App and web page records

......

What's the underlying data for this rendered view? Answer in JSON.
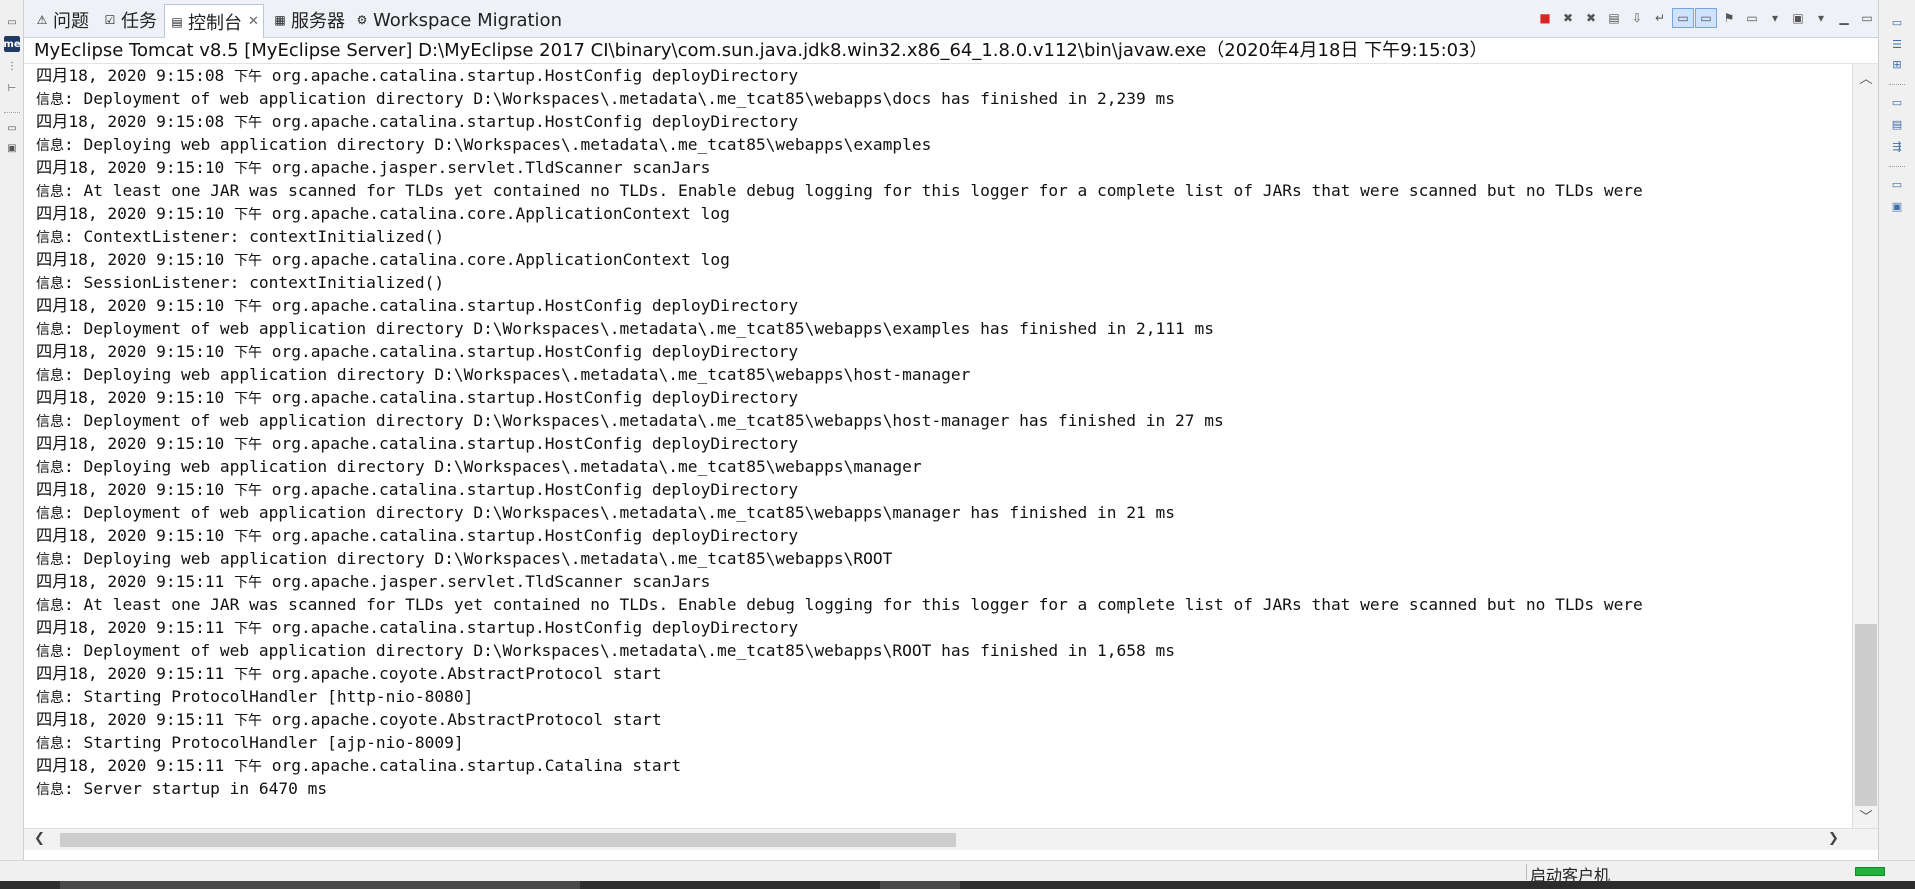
{
  "tabs": [
    {
      "label": "问题",
      "icon": "problems-icon"
    },
    {
      "label": "任务",
      "icon": "tasks-icon"
    },
    {
      "label": "控制台",
      "icon": "console-icon"
    },
    {
      "label": "服务器",
      "icon": "servers-icon"
    },
    {
      "label": "Workspace Migration",
      "icon": "migration-icon"
    }
  ],
  "console_title": "MyEclipse Tomcat v8.5 [MyEclipse Server] D:\\MyEclipse 2017 CI\\binary\\com.sun.java.jdk8.win32.x86_64_1.8.0.v112\\bin\\javaw.exe（2020年4月18日 下午9:15:03）",
  "console_lines": [
    {
      "pre": "四月18, 2020 9:15:08 ",
      "mid": "下午",
      "post": " org.apache.catalina.startup.HostConfig deployDirectory"
    },
    {
      "pre": "信息",
      "mid": "",
      "post": ": Deployment of web application directory D:\\Workspaces\\.metadata\\.me_tcat85\\webapps\\docs has finished in 2,239 ms"
    },
    {
      "pre": "四月18, 2020 9:15:08 ",
      "mid": "下午",
      "post": " org.apache.catalina.startup.HostConfig deployDirectory"
    },
    {
      "pre": "信息",
      "mid": "",
      "post": ": Deploying web application directory D:\\Workspaces\\.metadata\\.me_tcat85\\webapps\\examples"
    },
    {
      "pre": "四月18, 2020 9:15:10 ",
      "mid": "下午",
      "post": " org.apache.jasper.servlet.TldScanner scanJars"
    },
    {
      "pre": "信息",
      "mid": "",
      "post": ": At least one JAR was scanned for TLDs yet contained no TLDs. Enable debug logging for this logger for a complete list of JARs that were scanned but no TLDs were"
    },
    {
      "pre": "四月18, 2020 9:15:10 ",
      "mid": "下午",
      "post": " org.apache.catalina.core.ApplicationContext log"
    },
    {
      "pre": "信息",
      "mid": "",
      "post": ": ContextListener: contextInitialized()"
    },
    {
      "pre": "四月18, 2020 9:15:10 ",
      "mid": "下午",
      "post": " org.apache.catalina.core.ApplicationContext log"
    },
    {
      "pre": "信息",
      "mid": "",
      "post": ": SessionListener: contextInitialized()"
    },
    {
      "pre": "四月18, 2020 9:15:10 ",
      "mid": "下午",
      "post": " org.apache.catalina.startup.HostConfig deployDirectory"
    },
    {
      "pre": "信息",
      "mid": "",
      "post": ": Deployment of web application directory D:\\Workspaces\\.metadata\\.me_tcat85\\webapps\\examples has finished in 2,111 ms"
    },
    {
      "pre": "四月18, 2020 9:15:10 ",
      "mid": "下午",
      "post": " org.apache.catalina.startup.HostConfig deployDirectory"
    },
    {
      "pre": "信息",
      "mid": "",
      "post": ": Deploying web application directory D:\\Workspaces\\.metadata\\.me_tcat85\\webapps\\host-manager"
    },
    {
      "pre": "四月18, 2020 9:15:10 ",
      "mid": "下午",
      "post": " org.apache.catalina.startup.HostConfig deployDirectory"
    },
    {
      "pre": "信息",
      "mid": "",
      "post": ": Deployment of web application directory D:\\Workspaces\\.metadata\\.me_tcat85\\webapps\\host-manager has finished in 27 ms"
    },
    {
      "pre": "四月18, 2020 9:15:10 ",
      "mid": "下午",
      "post": " org.apache.catalina.startup.HostConfig deployDirectory"
    },
    {
      "pre": "信息",
      "mid": "",
      "post": ": Deploying web application directory D:\\Workspaces\\.metadata\\.me_tcat85\\webapps\\manager"
    },
    {
      "pre": "四月18, 2020 9:15:10 ",
      "mid": "下午",
      "post": " org.apache.catalina.startup.HostConfig deployDirectory"
    },
    {
      "pre": "信息",
      "mid": "",
      "post": ": Deployment of web application directory D:\\Workspaces\\.metadata\\.me_tcat85\\webapps\\manager has finished in 21 ms"
    },
    {
      "pre": "四月18, 2020 9:15:10 ",
      "mid": "下午",
      "post": " org.apache.catalina.startup.HostConfig deployDirectory"
    },
    {
      "pre": "信息",
      "mid": "",
      "post": ": Deploying web application directory D:\\Workspaces\\.metadata\\.me_tcat85\\webapps\\ROOT"
    },
    {
      "pre": "四月18, 2020 9:15:11 ",
      "mid": "下午",
      "post": " org.apache.jasper.servlet.TldScanner scanJars"
    },
    {
      "pre": "信息",
      "mid": "",
      "post": ": At least one JAR was scanned for TLDs yet contained no TLDs. Enable debug logging for this logger for a complete list of JARs that were scanned but no TLDs were"
    },
    {
      "pre": "四月18, 2020 9:15:11 ",
      "mid": "下午",
      "post": " org.apache.catalina.startup.HostConfig deployDirectory"
    },
    {
      "pre": "信息",
      "mid": "",
      "post": ": Deployment of web application directory D:\\Workspaces\\.metadata\\.me_tcat85\\webapps\\ROOT has finished in 1,658 ms"
    },
    {
      "pre": "四月18, 2020 9:15:11 ",
      "mid": "下午",
      "post": " org.apache.coyote.AbstractProtocol start"
    },
    {
      "pre": "信息",
      "mid": "",
      "post": ": Starting ProtocolHandler [http-nio-8080]"
    },
    {
      "pre": "四月18, 2020 9:15:11 ",
      "mid": "下午",
      "post": " org.apache.coyote.AbstractProtocol start"
    },
    {
      "pre": "信息",
      "mid": "",
      "post": ": Starting ProtocolHandler [ajp-nio-8009]"
    },
    {
      "pre": "四月18, 2020 9:15:11 ",
      "mid": "下午",
      "post": " org.apache.catalina.startup.Catalina start"
    },
    {
      "pre": "信息",
      "mid": "",
      "post": ": Server startup in 6470 ms"
    }
  ],
  "status": {
    "text": "启动客户机"
  },
  "colors": {
    "stop_red": "#dd2222",
    "progress_green": "#22b33c",
    "tab_bg": "#eef1f6"
  }
}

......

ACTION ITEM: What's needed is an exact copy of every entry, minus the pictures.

OUTPUT:
What's the underlying data for this rendered view? Answer in JSON.
{
  "tabs": [
    {
      "label": "问题",
      "icon": "problems-icon"
    },
    {
      "label": "任务",
      "icon": "tasks-icon"
    },
    {
      "label": "控制台",
      "icon": "console-icon"
    },
    {
      "label": "服务器",
      "icon": "servers-icon"
    },
    {
      "label": "Workspace Migration",
      "icon": "migration-icon"
    }
  ],
  "console_title": "MyEclipse Tomcat v8.5 [MyEclipse Server] D:\\MyEclipse 2017 CI\\binary\\com.sun.java.jdk8.win32.x86_64_1.8.0.v112\\bin\\javaw.exe（2020年4月18日 下午9:15:03）",
  "console_lines": [
    {
      "pre": "四月18, 2020 9:15:08 ",
      "mid": "下午",
      "post": " org.apache.catalina.startup.HostConfig deployDirectory"
    },
    {
      "pre": "信息",
      "mid": "",
      "post": ": Deployment of web application directory D:\\Workspaces\\.metadata\\.me_tcat85\\webapps\\docs has finished in 2,239 ms"
    },
    {
      "pre": "四月18, 2020 9:15:08 ",
      "mid": "下午",
      "post": " org.apache.catalina.startup.HostConfig deployDirectory"
    },
    {
      "pre": "信息",
      "mid": "",
      "post": ": Deploying web application directory D:\\Workspaces\\.metadata\\.me_tcat85\\webapps\\examples"
    },
    {
      "pre": "四月18, 2020 9:15:10 ",
      "mid": "下午",
      "post": " org.apache.jasper.servlet.TldScanner scanJars"
    },
    {
      "pre": "信息",
      "mid": "",
      "post": ": At least one JAR was scanned for TLDs yet contained no TLDs. Enable debug logging for this logger for a complete list of JARs that were scanned but no TLDs were"
    },
    {
      "pre": "四月18, 2020 9:15:10 ",
      "mid": "下午",
      "post": " org.apache.catalina.core.ApplicationContext log"
    },
    {
      "pre": "信息",
      "mid": "",
      "post": ": ContextListener: contextInitialized()"
    },
    {
      "pre": "四月18, 2020 9:15:10 ",
      "mid": "下午",
      "post": " org.apache.catalina.core.ApplicationContext log"
    },
    {
      "pre": "信息",
      "mid": "",
      "post": ": SessionListener: contextInitialized()"
    },
    {
      "pre": "四月18, 2020 9:15:10 ",
      "mid": "下午",
      "post": " org.apache.catalina.startup.HostConfig deployDirectory"
    },
    {
      "pre": "信息",
      "mid": "",
      "post": ": Deployment of web application directory D:\\Workspaces\\.metadata\\.me_tcat85\\webapps\\examples has finished in 2,111 ms"
    },
    {
      "pre": "四月18, 2020 9:15:10 ",
      "mid": "下午",
      "post": " org.apache.catalina.startup.HostConfig deployDirectory"
    },
    {
      "pre": "信息",
      "mid": "",
      "post": ": Deploying web application directory D:\\Workspaces\\.metadata\\.me_tcat85\\webapps\\host-manager"
    },
    {
      "pre": "四月18, 2020 9:15:10 ",
      "mid": "下午",
      "post": " org.apache.catalina.startup.HostConfig deployDirectory"
    },
    {
      "pre": "信息",
      "mid": "",
      "post": ": Deployment of web application directory D:\\Workspaces\\.metadata\\.me_tcat85\\webapps\\host-manager has finished in 27 ms"
    },
    {
      "pre": "四月18, 2020 9:15:10 ",
      "mid": "下午",
      "post": " org.apache.catalina.startup.HostConfig deployDirectory"
    },
    {
      "pre": "信息",
      "mid": "",
      "post": ": Deploying web application directory D:\\Workspaces\\.metadata\\.me_tcat85\\webapps\\manager"
    },
    {
      "pre": "四月18, 2020 9:15:10 ",
      "mid": "下午",
      "post": " org.apache.catalina.startup.HostConfig deployDirectory"
    },
    {
      "pre": "信息",
      "mid": "",
      "post": ": Deployment of web application directory D:\\Workspaces\\.metadata\\.me_tcat85\\webapps\\manager has finished in 21 ms"
    },
    {
      "pre": "四月18, 2020 9:15:10 ",
      "mid": "下午",
      "post": " org.apache.catalina.startup.HostConfig deployDirectory"
    },
    {
      "pre": "信息",
      "mid": "",
      "post": ": Deploying web application directory D:\\Workspaces\\.metadata\\.me_tcat85\\webapps\\ROOT"
    },
    {
      "pre": "四月18, 2020 9:15:11 ",
      "mid": "下午",
      "post": " org.apache.jasper.servlet.TldScanner scanJars"
    },
    {
      "pre": "信息",
      "mid": "",
      "post": ": At least one JAR was scanned for TLDs yet contained no TLDs. Enable debug logging for this logger for a complete list of JARs that were scanned but no TLDs were"
    },
    {
      "pre": "四月18, 2020 9:15:11 ",
      "mid": "下午",
      "post": " org.apache.catalina.startup.HostConfig deployDirectory"
    },
    {
      "pre": "信息",
      "mid": "",
      "post": ": Deployment of web application directory D:\\Workspaces\\.metadata\\.me_tcat85\\webapps\\ROOT has finished in 1,658 ms"
    },
    {
      "pre": "四月18, 2020 9:15:11 ",
      "mid": "下午",
      "post": " org.apache.coyote.AbstractProtocol start"
    },
    {
      "pre": "信息",
      "mid": "",
      "post": ": Starting ProtocolHandler [http-nio-8080]"
    },
    {
      "pre": "四月18, 2020 9:15:11 ",
      "mid": "下午",
      "post": " org.apache.coyote.AbstractProtocol start"
    },
    {
      "pre": "信息",
      "mid": "",
      "post": ": Starting ProtocolHandler [ajp-nio-8009]"
    },
    {
      "pre": "四月18, 2020 9:15:11 ",
      "mid": "下午",
      "post": " org.apache.catalina.startup.Catalina start"
    },
    {
      "pre": "信息",
      "mid": "",
      "post": ": Server startup in 6470 ms"
    }
  ],
  "status": {
    "text": "启动客户机"
  },
  "colors": {
    "stop_red": "#dd2222",
    "progress_green": "#22b33c",
    "tab_bg": "#eef1f6"
  }
}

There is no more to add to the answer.